Statistical physics of error-correcting codes
In this thesis we use statistical physics techniques to study the typical performance of four families of error-correcting codes based on very sparse linear transformations: Sourlas codes, Gallager codes, MacKay-Neal codes and Kanter-Saad codes. We map the decoding problem onto an Ising spin system with many-spins interactions. We then employ the replica method to calculate averages over the quenched disorder represented by the code constructions, the arbitrary messages and the random noise vectors. We find, as the noise level increases, a phase transition between successful decoding and failure phases. This phase transition coincides with upper bounds derived in the information theory literature in most of the cases. We connect the practical decoding algorithm known as probability propagation with the task of finding local minima of the related Bethe free-energy. We show that the practical decoding thresholds correspond to noise levels where suboptimal minima of the free-energy emerge. Simulations of practical decoding scenarios using probability propagation agree with theoretical predictions of the replica symmetric theory. The typical performance predicted by the thermodynamic phase transitions is shown to be attainable in computation times that grow exponentially with the system size.

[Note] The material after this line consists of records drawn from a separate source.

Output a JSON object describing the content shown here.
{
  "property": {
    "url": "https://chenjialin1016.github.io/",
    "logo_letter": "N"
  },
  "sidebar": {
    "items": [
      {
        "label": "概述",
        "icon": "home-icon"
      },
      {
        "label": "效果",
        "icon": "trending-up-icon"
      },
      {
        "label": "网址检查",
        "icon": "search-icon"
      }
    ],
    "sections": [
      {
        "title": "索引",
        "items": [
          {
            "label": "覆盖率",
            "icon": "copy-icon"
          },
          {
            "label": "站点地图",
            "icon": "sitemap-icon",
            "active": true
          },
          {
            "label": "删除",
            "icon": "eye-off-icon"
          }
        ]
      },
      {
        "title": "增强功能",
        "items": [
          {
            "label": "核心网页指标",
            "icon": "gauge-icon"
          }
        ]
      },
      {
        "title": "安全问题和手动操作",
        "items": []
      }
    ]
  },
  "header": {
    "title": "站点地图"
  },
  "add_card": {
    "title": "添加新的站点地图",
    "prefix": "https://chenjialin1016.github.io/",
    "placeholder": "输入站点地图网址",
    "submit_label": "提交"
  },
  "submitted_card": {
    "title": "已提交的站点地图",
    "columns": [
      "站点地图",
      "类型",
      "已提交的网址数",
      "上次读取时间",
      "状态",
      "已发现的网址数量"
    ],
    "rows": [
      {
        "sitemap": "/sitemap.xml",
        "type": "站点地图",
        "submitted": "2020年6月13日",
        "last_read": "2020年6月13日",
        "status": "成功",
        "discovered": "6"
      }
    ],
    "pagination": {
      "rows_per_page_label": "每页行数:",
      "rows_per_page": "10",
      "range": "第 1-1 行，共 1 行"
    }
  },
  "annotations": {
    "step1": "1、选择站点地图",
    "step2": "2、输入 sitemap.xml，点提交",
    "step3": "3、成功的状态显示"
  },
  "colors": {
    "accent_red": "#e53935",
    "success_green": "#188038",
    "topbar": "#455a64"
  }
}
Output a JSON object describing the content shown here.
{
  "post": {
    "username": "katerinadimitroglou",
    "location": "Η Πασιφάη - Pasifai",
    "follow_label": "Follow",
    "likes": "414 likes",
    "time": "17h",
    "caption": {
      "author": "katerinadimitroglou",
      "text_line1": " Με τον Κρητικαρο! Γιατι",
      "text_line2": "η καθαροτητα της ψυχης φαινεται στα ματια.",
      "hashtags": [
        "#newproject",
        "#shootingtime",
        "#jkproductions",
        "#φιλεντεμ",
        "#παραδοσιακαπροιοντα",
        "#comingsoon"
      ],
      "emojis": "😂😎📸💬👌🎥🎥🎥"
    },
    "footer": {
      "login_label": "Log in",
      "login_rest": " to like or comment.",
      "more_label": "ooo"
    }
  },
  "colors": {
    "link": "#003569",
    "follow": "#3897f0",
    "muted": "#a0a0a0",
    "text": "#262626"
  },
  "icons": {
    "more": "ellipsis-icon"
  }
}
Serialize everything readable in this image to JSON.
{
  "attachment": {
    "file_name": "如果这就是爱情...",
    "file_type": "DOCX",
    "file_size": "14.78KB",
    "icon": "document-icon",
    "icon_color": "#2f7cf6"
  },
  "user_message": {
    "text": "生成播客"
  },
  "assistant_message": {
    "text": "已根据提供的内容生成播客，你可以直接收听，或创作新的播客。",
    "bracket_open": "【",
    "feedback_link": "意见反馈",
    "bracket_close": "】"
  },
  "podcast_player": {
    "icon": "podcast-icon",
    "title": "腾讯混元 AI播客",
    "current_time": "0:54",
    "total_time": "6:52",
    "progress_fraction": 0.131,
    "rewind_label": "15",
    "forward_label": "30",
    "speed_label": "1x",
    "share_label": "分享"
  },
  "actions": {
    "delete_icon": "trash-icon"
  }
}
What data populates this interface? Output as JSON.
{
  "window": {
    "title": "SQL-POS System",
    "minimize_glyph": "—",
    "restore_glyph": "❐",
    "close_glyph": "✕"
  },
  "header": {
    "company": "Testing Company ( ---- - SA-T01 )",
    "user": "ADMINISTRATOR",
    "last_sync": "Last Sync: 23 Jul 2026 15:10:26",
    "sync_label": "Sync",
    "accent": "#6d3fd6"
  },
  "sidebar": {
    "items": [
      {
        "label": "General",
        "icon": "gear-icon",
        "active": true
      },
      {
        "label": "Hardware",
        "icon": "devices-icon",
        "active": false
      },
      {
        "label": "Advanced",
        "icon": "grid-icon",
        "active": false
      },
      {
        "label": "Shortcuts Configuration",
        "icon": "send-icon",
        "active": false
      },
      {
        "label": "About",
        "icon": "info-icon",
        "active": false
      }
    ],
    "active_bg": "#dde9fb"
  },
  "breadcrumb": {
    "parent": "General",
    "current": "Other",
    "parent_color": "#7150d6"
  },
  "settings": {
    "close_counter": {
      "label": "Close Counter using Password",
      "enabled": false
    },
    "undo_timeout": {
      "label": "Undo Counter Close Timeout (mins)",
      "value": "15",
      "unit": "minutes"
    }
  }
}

We use the insights obtained to design a method to calculate the performance and optimise parameters of the high performance codes proposed by Kanter and Saad.